───── The records
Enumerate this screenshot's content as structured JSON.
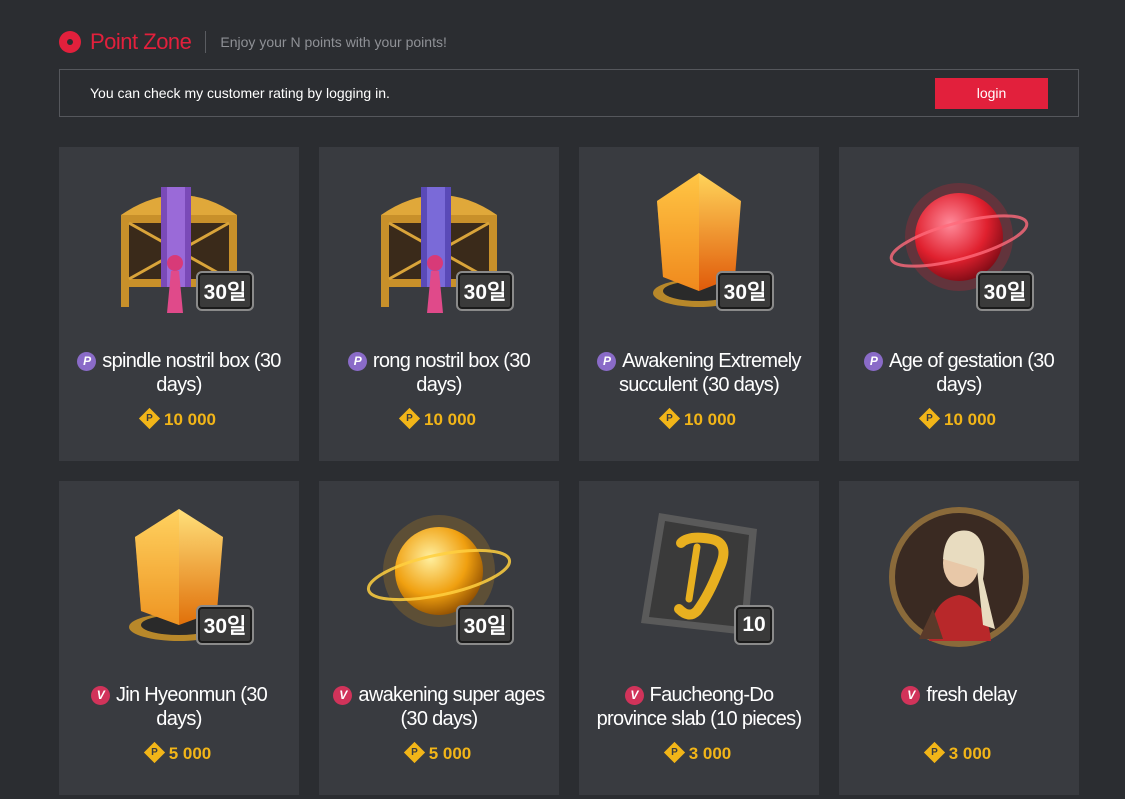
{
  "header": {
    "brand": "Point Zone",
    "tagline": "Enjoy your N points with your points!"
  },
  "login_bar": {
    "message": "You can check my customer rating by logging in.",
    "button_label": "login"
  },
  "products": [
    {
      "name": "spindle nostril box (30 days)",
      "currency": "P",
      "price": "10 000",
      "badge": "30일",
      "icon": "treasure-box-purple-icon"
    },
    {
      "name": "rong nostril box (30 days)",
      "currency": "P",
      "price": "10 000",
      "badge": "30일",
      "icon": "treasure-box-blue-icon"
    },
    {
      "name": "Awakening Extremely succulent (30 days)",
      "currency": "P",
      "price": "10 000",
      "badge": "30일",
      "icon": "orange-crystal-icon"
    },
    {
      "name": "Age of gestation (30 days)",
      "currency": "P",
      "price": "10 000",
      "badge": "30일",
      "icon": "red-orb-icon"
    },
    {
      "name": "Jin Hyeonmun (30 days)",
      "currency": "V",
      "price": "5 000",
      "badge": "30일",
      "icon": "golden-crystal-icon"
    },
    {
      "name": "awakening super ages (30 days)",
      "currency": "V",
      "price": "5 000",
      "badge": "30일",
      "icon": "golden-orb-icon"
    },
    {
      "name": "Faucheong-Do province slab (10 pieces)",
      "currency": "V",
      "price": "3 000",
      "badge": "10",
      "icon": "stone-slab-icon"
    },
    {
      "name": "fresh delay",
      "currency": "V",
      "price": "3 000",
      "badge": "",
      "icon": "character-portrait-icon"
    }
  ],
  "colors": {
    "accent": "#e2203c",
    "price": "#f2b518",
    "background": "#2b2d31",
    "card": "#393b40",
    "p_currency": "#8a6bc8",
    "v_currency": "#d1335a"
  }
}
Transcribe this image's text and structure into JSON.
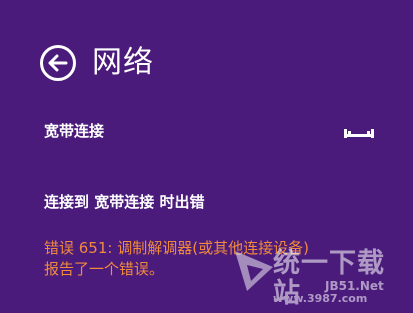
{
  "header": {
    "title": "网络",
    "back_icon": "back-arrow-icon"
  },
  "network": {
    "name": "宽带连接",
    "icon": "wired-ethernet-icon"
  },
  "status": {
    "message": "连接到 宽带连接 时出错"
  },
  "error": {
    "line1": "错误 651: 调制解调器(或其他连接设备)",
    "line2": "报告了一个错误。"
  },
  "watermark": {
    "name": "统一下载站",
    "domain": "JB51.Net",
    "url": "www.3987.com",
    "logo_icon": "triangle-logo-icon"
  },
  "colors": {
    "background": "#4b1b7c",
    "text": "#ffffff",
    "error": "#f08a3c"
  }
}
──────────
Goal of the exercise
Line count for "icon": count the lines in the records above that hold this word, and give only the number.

Answer space
11